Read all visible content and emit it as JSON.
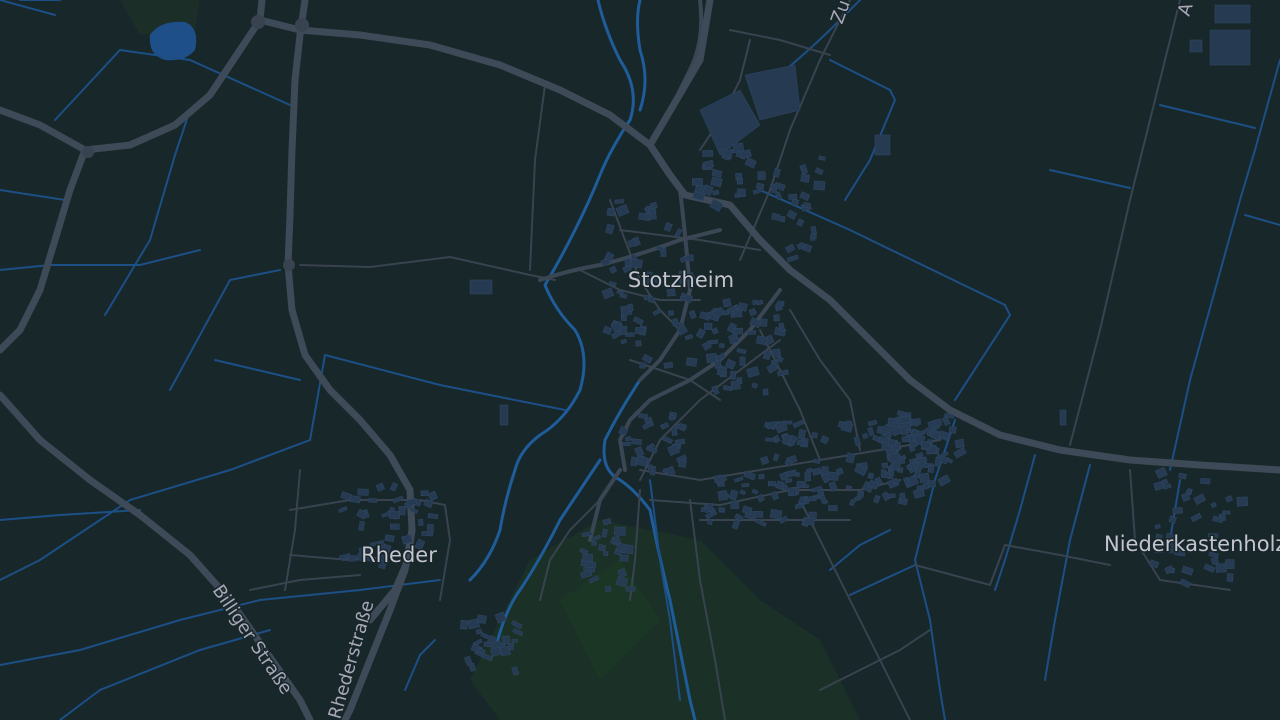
{
  "map": {
    "background_color": "#18272a",
    "water_color": "#1f5c9a",
    "road_color": "#3e4a57",
    "building_color": "#263a52",
    "forest_color": "#1c3226"
  },
  "places": {
    "stotzheim": "Stotzheim",
    "rheder": "Rheder",
    "niederkastenholz": "Niederkastenholz"
  },
  "roads": {
    "billiger_strasse": "Billiger Straße",
    "rhederstrasse": "Rhederstraße",
    "top_center_partial": "Zu",
    "top_right_partial": "A"
  }
}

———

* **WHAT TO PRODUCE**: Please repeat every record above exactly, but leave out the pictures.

* **EXERCISE RESPONSE**:
Read all visible content and emit it as JSON.
{
  "map": {
    "background_color": "#18272a",
    "water_color": "#1f5c9a",
    "road_color": "#3e4a57",
    "building_color": "#263a52",
    "forest_color": "#1c3226"
  },
  "places": {
    "stotzheim": "Stotzheim",
    "rheder": "Rheder",
    "niederkastenholz": "Niederkastenholz"
  },
  "roads": {
    "billiger_strasse": "Billiger Straße",
    "rhederstrasse": "Rhederstraße",
    "top_center_partial": "Zu",
    "top_right_partial": "A"
  }
}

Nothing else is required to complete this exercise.